The court's work begins when an appeal is docketed by the Clerk of the Court and is assigned a docket number.  The parties to the cases then prepare and file written briefs setting forth their arguments.  Parties also may submit materials such as transcripts of testimony and other relevant parts of the record made in the lower tribunal from which the appeal originated.  Once all the briefs have been received, the case may be scheduled for oral argument before the court. Each side usually is allotted between 15 and 30 minutes for argument, depending on the nature of the case.  During oral argument, the lawyers for the parties present their arguments and answer questions of the judges concerning the issues presented.  If the court determines that oral argument is unnecessary, the case is decided by a panel of judges based on the arguments presented in the briefs.  In each appeal, the presiding judge of the panel assigns a member of the panel to prepare the court's opinion.

The opinion sets out the decision of the court and the reasons for the decision. If the panel determines that its decision will add significantly to a body of law, it issues a precedential opinion.  Decisions that do not add significantly to the body of law are issued as nonprecedential.  All opinions are made available to the public, and may be obtained from the court's website, the Federal Reporter 3rd Series, PACER, the U.S. Government Publishing Office’s govinfo service, and commercial legal publishers and research sources.

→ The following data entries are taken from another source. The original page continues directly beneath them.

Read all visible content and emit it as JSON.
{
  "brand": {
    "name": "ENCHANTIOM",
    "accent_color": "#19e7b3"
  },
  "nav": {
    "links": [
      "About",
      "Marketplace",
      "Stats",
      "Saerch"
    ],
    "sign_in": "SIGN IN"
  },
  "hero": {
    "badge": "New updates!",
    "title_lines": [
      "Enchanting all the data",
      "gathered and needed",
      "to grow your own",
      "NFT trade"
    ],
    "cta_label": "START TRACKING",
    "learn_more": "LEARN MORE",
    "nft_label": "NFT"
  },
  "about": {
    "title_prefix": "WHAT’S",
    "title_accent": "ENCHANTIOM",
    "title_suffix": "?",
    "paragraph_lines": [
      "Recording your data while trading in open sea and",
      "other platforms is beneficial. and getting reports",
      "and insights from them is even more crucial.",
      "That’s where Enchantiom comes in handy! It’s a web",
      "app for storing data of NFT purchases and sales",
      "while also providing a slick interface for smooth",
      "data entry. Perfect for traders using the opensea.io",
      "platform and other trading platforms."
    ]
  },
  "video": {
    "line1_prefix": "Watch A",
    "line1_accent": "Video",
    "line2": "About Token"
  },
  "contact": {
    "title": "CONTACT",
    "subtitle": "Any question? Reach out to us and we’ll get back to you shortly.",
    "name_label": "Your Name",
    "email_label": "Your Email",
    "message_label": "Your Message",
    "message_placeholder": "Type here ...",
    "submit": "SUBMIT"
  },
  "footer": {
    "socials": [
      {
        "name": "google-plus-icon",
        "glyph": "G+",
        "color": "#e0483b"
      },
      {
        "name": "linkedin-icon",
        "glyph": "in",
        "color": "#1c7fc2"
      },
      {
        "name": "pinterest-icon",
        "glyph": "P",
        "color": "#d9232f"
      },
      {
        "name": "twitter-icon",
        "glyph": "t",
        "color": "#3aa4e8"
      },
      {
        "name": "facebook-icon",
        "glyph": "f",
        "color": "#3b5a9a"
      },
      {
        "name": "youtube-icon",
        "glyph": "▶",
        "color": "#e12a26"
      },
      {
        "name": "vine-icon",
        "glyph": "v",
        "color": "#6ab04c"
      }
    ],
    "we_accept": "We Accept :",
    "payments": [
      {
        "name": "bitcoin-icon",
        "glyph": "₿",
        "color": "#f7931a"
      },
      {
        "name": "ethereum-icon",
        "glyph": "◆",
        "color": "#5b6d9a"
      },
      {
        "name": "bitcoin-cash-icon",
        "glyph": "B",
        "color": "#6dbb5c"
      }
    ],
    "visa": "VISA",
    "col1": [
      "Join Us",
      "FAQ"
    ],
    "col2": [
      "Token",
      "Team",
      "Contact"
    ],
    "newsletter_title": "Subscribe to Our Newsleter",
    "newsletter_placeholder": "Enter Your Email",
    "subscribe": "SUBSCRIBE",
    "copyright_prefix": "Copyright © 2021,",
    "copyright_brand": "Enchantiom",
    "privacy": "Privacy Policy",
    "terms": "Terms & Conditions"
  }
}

The senior staff of the court consists of the Circuit Executive and Clerk of Court, Chief Deputy Clerk, Operations and Administrative Services Officer, General Counsel, Circuit Librarian, and Director of Information Technology.